The All Black rugby player had been locked in his room for days, shutting out all contact with friends, family and fellow players. It was 4am when he finally picked up the phone to call a helpline. The reply at the other end was simple, "hello friend". It started a process that led to therapy that has been helping to change the life of Brent Pope for many years.
Sometimes life deals you lemons and you have no choice but to suck them up. Sometimes you are given a whole box full of lemons. And sometimes DHL arrives in an articulated lorry with a 2-year supply of lemons and a note to say they'll be back with another delivery at some point in the future (date tbc).
It's that time of year again. We've overindulged and now feel slightly guilty about it. Well I do anyway. So our thoughts turn to healthy eating - something we're constantly told is good for us and can help lower our risk of a whole range of diseases. Is it true? Can what we eat affect our chances of developing dementia?

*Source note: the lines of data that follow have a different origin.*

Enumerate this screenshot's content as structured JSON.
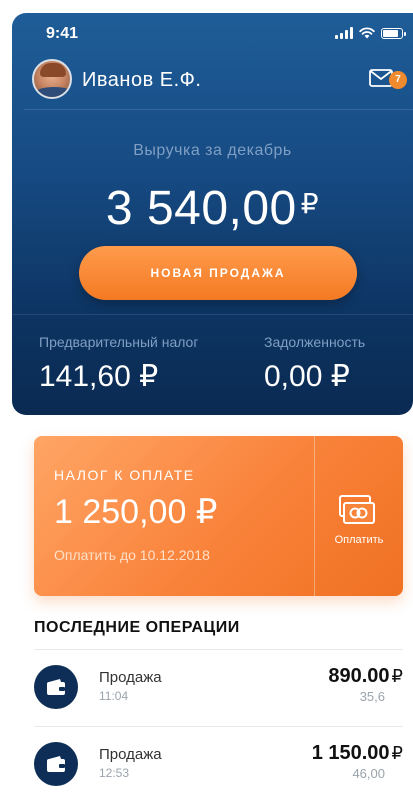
{
  "status_bar": {
    "time": "9:41"
  },
  "header": {
    "user_name": "Иванов Е.Ф.",
    "mail_badge_count": "7"
  },
  "revenue": {
    "label": "Выручка за декабрь",
    "amount": "3 540,00",
    "currency": "₽"
  },
  "new_sale_button": {
    "label": "НОВАЯ ПРОДАЖА"
  },
  "stats": {
    "prelim_tax": {
      "label": "Предварительный налог",
      "value": "141,60 ₽"
    },
    "debt": {
      "label": "Задолженность",
      "value": "0,00 ₽"
    }
  },
  "tax_card": {
    "title": "НАЛОГ К ОПЛАТЕ",
    "amount": "1 250,00 ₽",
    "due": "Оплатить до 10.12.2018",
    "pay_label": "Оплатить"
  },
  "operations": {
    "title": "ПОСЛЕДНИЕ ОПЕРАЦИИ",
    "items": [
      {
        "name": "Продажа",
        "time": "11:04",
        "amount": "890.00",
        "currency": "₽",
        "tax": "35,6"
      },
      {
        "name": "Продажа",
        "time": "12:53",
        "amount": "1 150.00",
        "currency": "₽",
        "tax": "46,00"
      }
    ]
  },
  "colors": {
    "hero_top": "#1f5d98",
    "hero_bottom": "#0a2a52",
    "accent_orange": "#f47a22",
    "icon_navy": "#0f2e57"
  },
  "icons": [
    "signal-icon",
    "wifi-icon",
    "battery-icon",
    "mail-icon",
    "card-payment-icon",
    "wallet-icon"
  ]
}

Alzheimer's is not the only dementia. Alcohol dementia, is also known as alcohol-related brain damage (ARBD) and alcohol-related brain injury (ARBI), and is linked with Wernicke's encephalopathy and Korsakoff's syndrome. With all these complex names, it's perhaps not surprising that the direct link between alcohol consumption and dementia isn't clear.